The IEA’s scenarios have also historically been used as inputs to corporate strategy development.   The IEA model assumes that investment in existing fields will always trump greenfield projects and that production from existing fields and already sanctioned projects can meet future oil and gas demand in its net zero scenario.  The upstream industry needs to form a view on how much future demand can be met from investing in existing fields, and how new project sanctions could compete for investment.

In formulating upstream strategy, a key question is – which energy transition pathway to align the business to? More specifically, what does it mean to be Paris (or potentially in future, Glasgow) aligned? Companies need to fully understand the potential range of uncertainties, risks and opportunities that they face, and plan for these accordingly.

Governments, regulators and operators really have three options in how to respond:

  1. Align to 1.5 and the IEA scenario – managed decline; focus is on existing fields and infrastructure led exploration.
  2. Align to 1.5 but follow a different pathway that allows for continued investment in new oil and gas production – requires an alternative credible pathway to net zero. For example, some of the IPCC 1.5 degree scenarios.
  3. Do not align to 1.5 or Paris Agreement – Continue to invest as BAU and accept future legal / regulatory risks.

Global exploration will not end today as individual companies will make different choices, but E&Ps need to prepare themselves for a world where exploration capital is constrained.

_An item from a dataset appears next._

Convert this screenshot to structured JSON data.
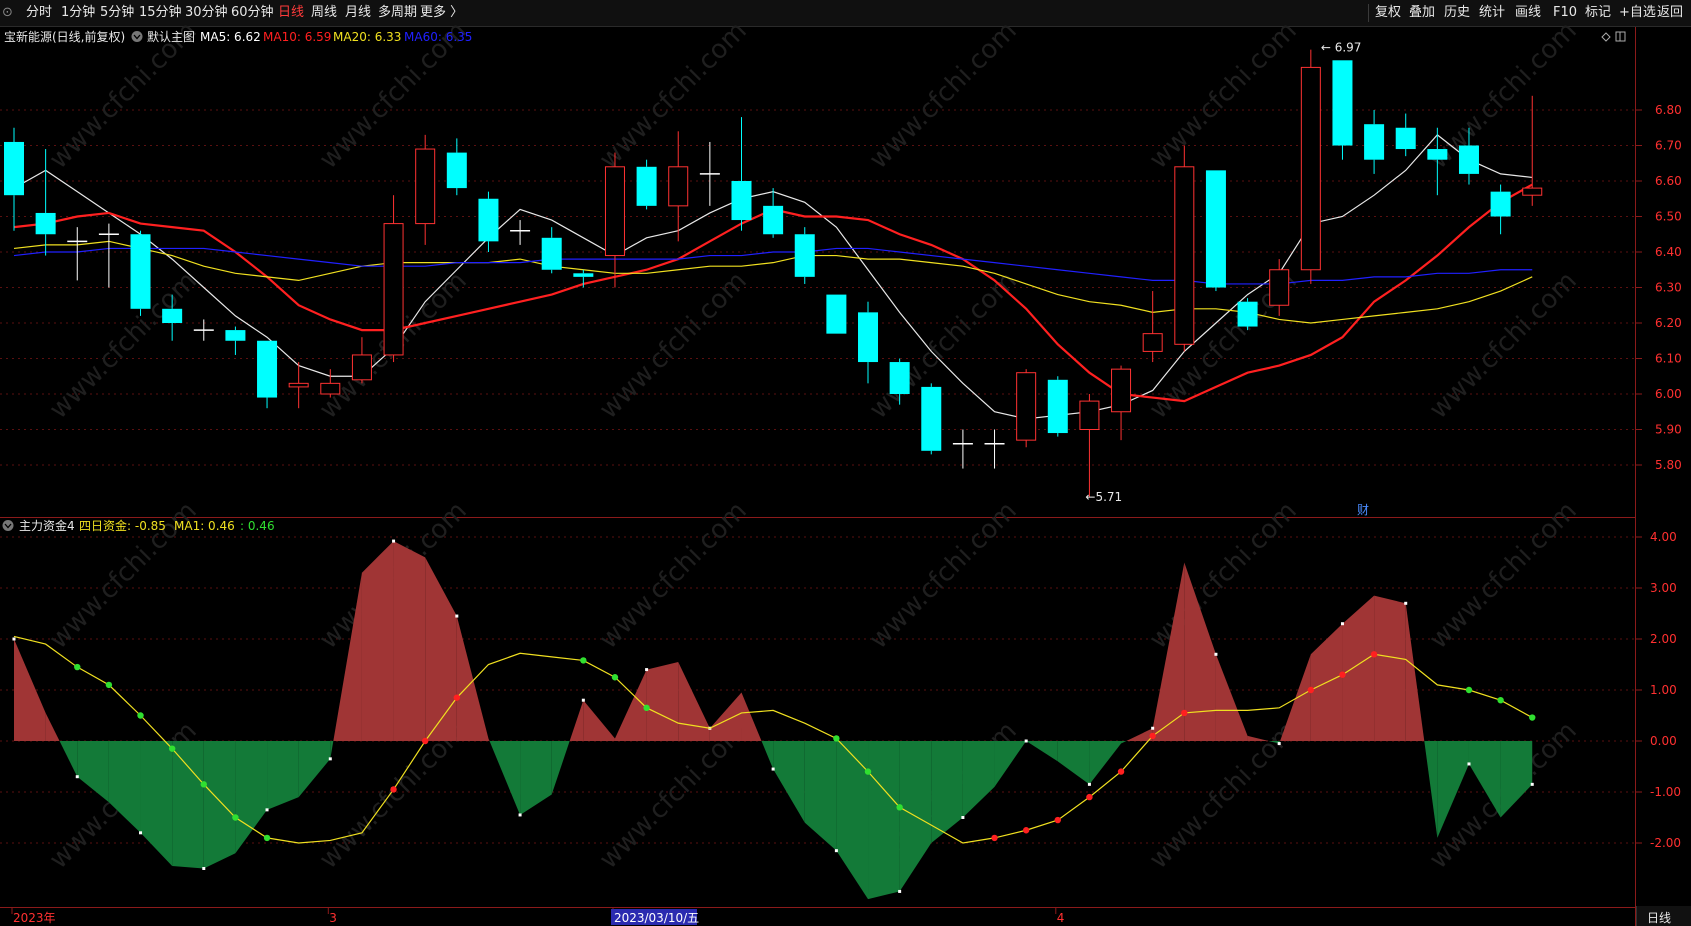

Infrastructure-led exploration will still be needed as part of the required investment in existing fields, while riskier exploration would be dependent on following pathways other than the IEA NZE 2050.

In the meantime, explorers will be ever more focussed on low breakeven costs, short cycle times to production and zero upstream emissions to justify expenditure.

Governments, regulators and companies alike face a choice in which energy transition pathway to follow as the IEA scenario is not the only pathway to net zero in 2050.

The time to choose is now.

For more information on how we are helping our clients through the Energy Transition, do get in touch.


David Linden, Head of Energy Transition
[email protected]

Keith Myers, President of Research
[email protected]